“For the parents whose children want to be a part of Ballet Taos, I think the grueling rehearsal and performance schedule was a kind of reckoning,” Yackovich laughed. “But no one has complained; this is the life of a professional dancer and if this is the student’s goal, then everyone understands that.”
It’s affirmed by the absolute joy of watching these members perform. One doesn’t see denial or deprivation; one sees dedication and delight.
This is, after all, the mission of Ballet Taos. “Our programs are intensive and focused,” said Yackovich. “But if our students truly want to pursue a dancing career, then that’s what we need to do to provide them with the skills they need to navigate the professional world.” Indeed, the mission of Ballet Taos is to ensure their artists are coached to be “technically precise, rhythmically sound, artful and spirited in movement.”
“It’s an experience of learning about yourself, what your body is capable of and where your ambition can take you,” said Bernal. “By exploring all aspects, and with our individualized attention to each student, we can make them well-rounded and ready to tackle the professional world.”
In addition to choreographers Yackovich and Bernal (who also guest stars as Tony Luhan), the very talented troupe includes guest artists Kate Martin (Mabel Dodge Luhan), Serena Smith (Virginia Adams), Adam Overly-Black (Ansel Adams), Caroline Colonna (Georgia O’Keeffe), Julia Fernández de Maez, Winterbear Suazo, and Emileah Lujan.
Principal dancers include Mary Jensen (Grand Pas de Deux/ Sugar Plum Fairy), Zeeme Alarcón (Grand Pas de Deux/ Cavalier), Jamie Jensen (Maria/ Clara), and Kelden Larsen (Kachina Hawk/ Nutcracker Prince).
Soloists are Athena Dunleavy, Madeleine Larsen, Laryssa Short, Bodhi Fogden and Daisy Kirshbaum. The Corps de Ballet include Sasha Kushner, Claudine Waggoner, Uma Abad, Mina Tran-Nguyen and Isabella Famiglietti.
Apprentices are Dascha Pellerin, Quinn Davis, Nichola Davis and Willow Bowman. Young artists are Perry Kushner, Simone Davis, Anna Hastings and Anastacia Refelovre.
As a number in Act II’s rehearsal fumbles and must be re-choreographed, Yackovich – a seasoned professional and classically trained ballerina — said to her crew, “I know it sometimes feels like it won’t come together in time for our performances, but it will because I’ve never worked with a more capable cast of dancers and actors.”
The young faces surrounding her glowed with pride, and it’s a pride rightfully earned.
In addition to Saturday’s performances, there will be an encore Sunday (Dec. 17) at 7 p.m. Performances will also take place on the weekend leading up to Christmas Eve. For a complete schedule of dates and times, please visit ballettaos.com.

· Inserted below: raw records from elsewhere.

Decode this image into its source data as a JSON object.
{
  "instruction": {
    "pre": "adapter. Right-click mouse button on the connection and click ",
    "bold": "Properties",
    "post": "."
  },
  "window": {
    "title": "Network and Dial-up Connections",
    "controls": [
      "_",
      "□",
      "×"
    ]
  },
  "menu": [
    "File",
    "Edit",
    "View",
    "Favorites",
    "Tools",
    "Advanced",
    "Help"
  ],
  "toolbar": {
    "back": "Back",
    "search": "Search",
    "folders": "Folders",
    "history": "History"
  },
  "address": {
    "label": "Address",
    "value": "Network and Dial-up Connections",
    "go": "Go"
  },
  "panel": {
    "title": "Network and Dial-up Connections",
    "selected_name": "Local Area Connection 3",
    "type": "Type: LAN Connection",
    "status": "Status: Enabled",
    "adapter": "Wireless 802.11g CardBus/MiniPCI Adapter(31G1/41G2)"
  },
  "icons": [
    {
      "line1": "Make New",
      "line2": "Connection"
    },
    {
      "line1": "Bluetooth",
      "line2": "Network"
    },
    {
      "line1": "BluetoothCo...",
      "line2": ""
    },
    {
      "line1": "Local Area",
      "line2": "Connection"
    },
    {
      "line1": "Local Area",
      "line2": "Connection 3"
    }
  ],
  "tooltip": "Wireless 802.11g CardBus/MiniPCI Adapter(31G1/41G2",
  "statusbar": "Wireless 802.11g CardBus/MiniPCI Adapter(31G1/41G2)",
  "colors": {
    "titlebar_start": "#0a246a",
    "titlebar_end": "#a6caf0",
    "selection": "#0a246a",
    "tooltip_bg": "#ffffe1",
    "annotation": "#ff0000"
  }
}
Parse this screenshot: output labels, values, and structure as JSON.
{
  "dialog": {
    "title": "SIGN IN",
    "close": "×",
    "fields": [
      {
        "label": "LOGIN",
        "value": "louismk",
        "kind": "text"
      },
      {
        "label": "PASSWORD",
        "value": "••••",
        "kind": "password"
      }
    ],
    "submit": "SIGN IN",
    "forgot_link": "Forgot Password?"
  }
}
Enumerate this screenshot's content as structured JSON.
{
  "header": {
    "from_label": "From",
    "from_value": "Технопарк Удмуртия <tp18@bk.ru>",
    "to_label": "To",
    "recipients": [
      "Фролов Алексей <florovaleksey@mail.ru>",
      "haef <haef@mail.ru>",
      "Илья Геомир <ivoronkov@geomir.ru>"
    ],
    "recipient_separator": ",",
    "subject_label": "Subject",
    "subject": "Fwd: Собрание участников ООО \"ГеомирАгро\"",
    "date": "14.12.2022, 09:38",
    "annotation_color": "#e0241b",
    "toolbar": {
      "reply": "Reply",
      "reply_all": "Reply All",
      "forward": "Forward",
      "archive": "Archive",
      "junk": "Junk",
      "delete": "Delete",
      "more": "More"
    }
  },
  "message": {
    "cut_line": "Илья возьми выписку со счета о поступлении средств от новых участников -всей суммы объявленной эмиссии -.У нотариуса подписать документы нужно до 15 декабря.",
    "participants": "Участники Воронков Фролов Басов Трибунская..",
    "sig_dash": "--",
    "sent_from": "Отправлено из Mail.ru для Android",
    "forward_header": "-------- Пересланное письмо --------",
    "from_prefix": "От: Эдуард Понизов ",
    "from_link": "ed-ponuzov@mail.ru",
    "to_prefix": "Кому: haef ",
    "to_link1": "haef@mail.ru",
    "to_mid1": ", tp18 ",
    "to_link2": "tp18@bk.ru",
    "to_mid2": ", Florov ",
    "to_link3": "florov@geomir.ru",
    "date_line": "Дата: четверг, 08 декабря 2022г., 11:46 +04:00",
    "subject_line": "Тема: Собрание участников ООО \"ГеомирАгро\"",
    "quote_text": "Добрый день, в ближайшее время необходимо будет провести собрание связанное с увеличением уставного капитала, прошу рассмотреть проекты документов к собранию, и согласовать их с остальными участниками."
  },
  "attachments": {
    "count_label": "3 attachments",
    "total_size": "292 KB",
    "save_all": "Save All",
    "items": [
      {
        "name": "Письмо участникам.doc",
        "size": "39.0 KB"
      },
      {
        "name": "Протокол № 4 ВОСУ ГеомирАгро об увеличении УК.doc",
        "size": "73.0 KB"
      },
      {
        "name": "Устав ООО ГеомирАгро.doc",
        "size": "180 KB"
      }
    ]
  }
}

Dates and times are also available on their Facebook page, and from the TCA.
Tickets are $20, $15 for youth under 18, with the exception of Christmas Eve, Sunday (Dec. 24), when all tickets will be $20 for both the 2 p.m. and 7 p.m. performances. Veterans and seniors attend all shows for $15.
Tickets may be purchased in advance or on the day of the show at the auditorium box office or the Taos Center for the Arts, 133 Paseo del Pueblo Norte. For more information, call (575) 758-2052 or visit tcataos.org or ballettaos.com.